I read an article today about how parents are doing their children a disservice by pushing them to find their passions. Pushing your kids to succeed in a way that helps them get the most out of themselves can be really beneficial. Pushing them to a point where they are unhappy or in negative stress, is just bad parenting.
I’m a huge fan of Elizabeth Gilbert. She knew that writing is what she wanted to do from early on in life. She has also commented on how some of her friends are multi-talented and how that can make it difficult to find your passion. Each path is probably worth exploring, at least a little until you’re ready to make a choice. Ideally, that choice should not be based on how much money you can make, or pressure from anyone, but rather on how you find meaning.
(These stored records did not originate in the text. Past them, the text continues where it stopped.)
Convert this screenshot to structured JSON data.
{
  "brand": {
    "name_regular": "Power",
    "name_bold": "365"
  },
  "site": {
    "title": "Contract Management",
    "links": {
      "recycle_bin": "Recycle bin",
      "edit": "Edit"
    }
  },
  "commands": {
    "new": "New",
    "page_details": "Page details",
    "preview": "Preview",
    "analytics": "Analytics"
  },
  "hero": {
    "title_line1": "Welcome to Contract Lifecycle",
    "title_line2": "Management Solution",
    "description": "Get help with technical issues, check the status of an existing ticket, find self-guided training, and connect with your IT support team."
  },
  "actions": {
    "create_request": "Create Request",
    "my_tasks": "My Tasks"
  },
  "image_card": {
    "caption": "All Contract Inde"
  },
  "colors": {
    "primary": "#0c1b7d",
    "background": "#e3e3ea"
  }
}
People discover their passions at varying stages of their lives. I have enjoyed many areas in my past and currently my career path is changing, half way through my career. It might not even end up being that different from my past, but I will be sure that it’s implemented on purpose. When my parents where choosing a career the options went something like doctor, dentist, lawyer, teacher, secretary. Now, the mere options are inexhaustible and with technology shaping the world so dramatically, the future is open to so much more.
I remember being asked interview questions like “Where will you be in ten years’ time?” I always thought that it’s a ridiculous question because we simply cannot predict the opportunities that come our way. That seems like quite a reactive thought to have, but early on in my career I found it difficult to have a strong vision. Only once I really had exposure to the things I enjoyed and didn’t enjoy, did I start to form an idea of where I’m going. Now I also realise that I may not have pursued the correct passion, although I’ve had success. The Best Possible Future Self I developed at age 25 would look really different from the one I’ve created recently.
It can be a minefield to navigate, and a decision can only be made once you know yourself well. I believe it takes courage to change career paths since it challenges your identity and how people see you. But it’s naive to expect to know everything at the start.
This week I watched a documentary on the band Queen. Watching footage of how they found inspiration for some famous songs, was truly amazing. The reading I’ve done on finding your flow emphasises the need for concentration, and typically that needs to happen while you’re alone. How wonderful that a group of four people, each bringing their special talents to the mix, can participate in a flow experience regularly to create something so beautiful.
I suppose I have had discussions in my work environment with Software Developers where we debated and discussed the solutions, and together found a great result that we could not have accomplished alone. Being a Managing Director does not accommodate that kind of flow experience unfortunately. Perhaps the Peter Principle is not the issue but rather the principle where you are promoted out of your flow. Maybe that’s why management is so grumpy and demanding.
Finding your passion can be automatic or it can take decades. As a parent, my role is to nurture them and to facilitate their path, not to push in a direction that I see. I’d like to be an enabler to them and if they take 30 years to find their passion, it was faster than me.
Finding flow can be a challenging exercise, that can take a really long time. No-one can really push you there – you do have to find it yourself. At 40 years old I’m still exploring aspects of myself, discovering what I loved when I was younger, and formulating ideas on what my future could look like. Although I’m not known for my patience, I believe rushing things would be a big mistake. My priority now is to recover to full health and while doing so, experience more things that I enjoy. Hopefully along the way my future career passion will come to light.